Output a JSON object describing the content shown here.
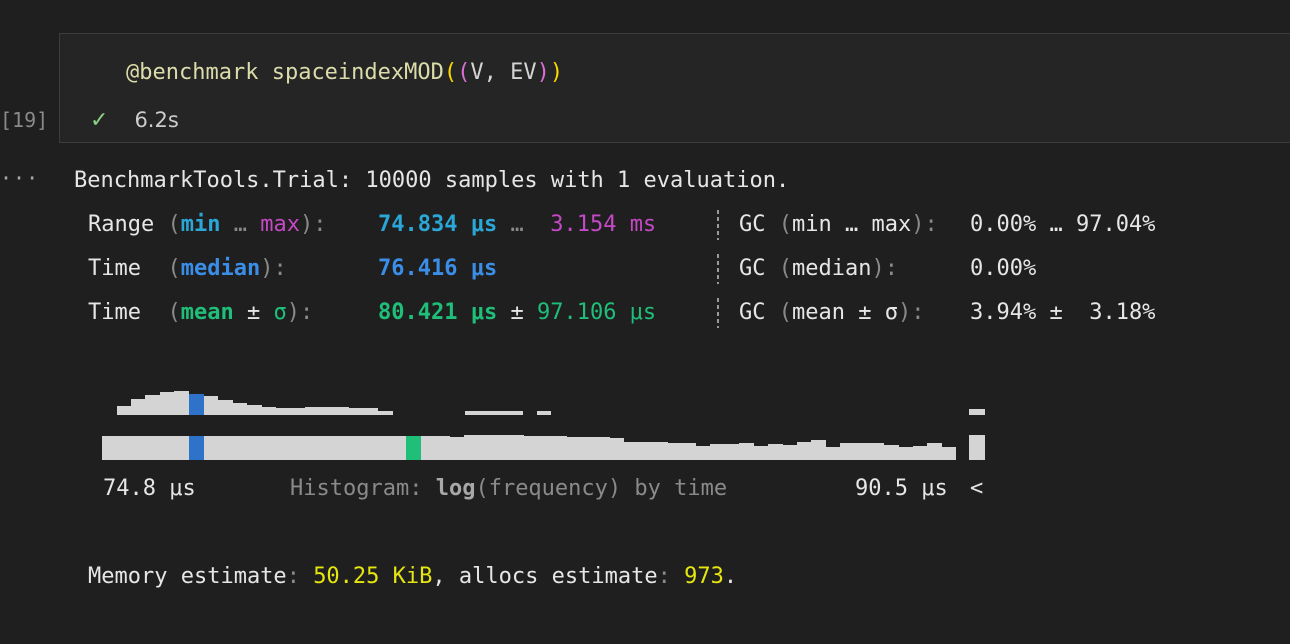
{
  "cell": {
    "exec_count": "[19]",
    "code": {
      "macro": "@benchmark",
      "fn": "spaceindexMOD",
      "open1": "(",
      "open2": "(",
      "args": "V, EV",
      "close2": ")",
      "close1": ")"
    },
    "status_time": "6.2s"
  },
  "output": {
    "more": "···",
    "header": "BenchmarkTools.Trial: 10000 samples with 1 evaluation.",
    "range": {
      "label": "Range",
      "p_open": "(",
      "min": "min",
      "ellipsis": "…",
      "max": "max",
      "p_close": "):",
      "min_val": "74.834 μs",
      "sep": "…",
      "max_val": "3.154 ms",
      "gc_label": "GC",
      "gc_open": "(",
      "gc_min": "min … max",
      "gc_close": "):",
      "gc_vals": "0.00% … 97.04%"
    },
    "median": {
      "label": "Time",
      "p_open": "(",
      "stat": "median",
      "p_close": "):",
      "val": "76.416 μs",
      "gc_label": "GC",
      "gc_open": "(",
      "gc_stat": "median",
      "gc_close": "):",
      "gc_val": "0.00%"
    },
    "mean": {
      "label": "Time",
      "p_open": "(",
      "stat": "mean",
      "pm": "±",
      "sigma": "σ",
      "p_close": "):",
      "val": "80.421 μs",
      "pm2": "±",
      "sd": "97.106 μs",
      "gc_label": "GC",
      "gc_open": "(",
      "gc_stat": "mean ± σ",
      "gc_close": "):",
      "gc_val": "3.94% ±  3.18%"
    },
    "histogram": {
      "min_label": "74.8 μs",
      "caption_prefix": "Histogram: ",
      "caption_log": "log",
      "caption_rest": "(frequency) by time",
      "max_label": "90.5 μs",
      "overflow": "<"
    },
    "memory": {
      "label1": "Memory estimate",
      "colon1": ":",
      "mem_val": "50.25 KiB",
      "sep": ", allocs estimate",
      "colon2": ":",
      "allocs_val": "973",
      "end": "."
    }
  },
  "colors": {
    "bar": "#d4d4d4",
    "median_marker": "#2e73c9",
    "mean_marker": "#1fbf7a",
    "min_accent": "#2aa7d6",
    "max_accent": "#c549c5",
    "value_accent": "#e5e510"
  }
}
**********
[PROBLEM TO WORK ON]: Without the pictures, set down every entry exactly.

[RESULT FOR THIS EXERCISE]:
Output a JSON object describing the content shown here.
{
  "cell": {
    "exec_count": "[19]",
    "code": {
      "macro": "@benchmark",
      "fn": "spaceindexMOD",
      "open1": "(",
      "open2": "(",
      "args": "V, EV",
      "close2": ")",
      "close1": ")"
    },
    "status_time": "6.2s"
  },
  "output": {
    "more": "···",
    "header": "BenchmarkTools.Trial: 10000 samples with 1 evaluation.",
    "range": {
      "label": "Range",
      "p_open": "(",
      "min": "min",
      "ellipsis": "…",
      "max": "max",
      "p_close": "):",
      "min_val": "74.834 μs",
      "sep": "…",
      "max_val": "3.154 ms",
      "gc_label": "GC",
      "gc_open": "(",
      "gc_min": "min … max",
      "gc_close": "):",
      "gc_vals": "0.00% … 97.04%"
    },
    "median": {
      "label": "Time",
      "p_open": "(",
      "stat": "median",
      "p_close": "):",
      "val": "76.416 μs",
      "gc_label": "GC",
      "gc_open": "(",
      "gc_stat": "median",
      "gc_close": "):",
      "gc_val": "0.00%"
    },
    "mean": {
      "label": "Time",
      "p_open": "(",
      "stat": "mean",
      "pm": "±",
      "sigma": "σ",
      "p_close": "):",
      "val": "80.421 μs",
      "pm2": "±",
      "sd": "97.106 μs",
      "gc_label": "GC",
      "gc_open": "(",
      "gc_stat": "mean ± σ",
      "gc_close": "):",
      "gc_val": "3.94% ±  3.18%"
    },
    "histogram": {
      "min_label": "74.8 μs",
      "caption_prefix": "Histogram: ",
      "caption_log": "log",
      "caption_rest": "(frequency) by time",
      "max_label": "90.5 μs",
      "overflow": "<"
    },
    "memory": {
      "label1": "Memory estimate",
      "colon1": ":",
      "mem_val": "50.25 KiB",
      "sep": ", allocs estimate",
      "colon2": ":",
      "allocs_val": "973",
      "end": "."
    }
  },
  "colors": {
    "bar": "#d4d4d4",
    "median_marker": "#2e73c9",
    "mean_marker": "#1fbf7a",
    "min_accent": "#2aa7d6",
    "max_accent": "#c549c5",
    "value_accent": "#e5e510"
  }
}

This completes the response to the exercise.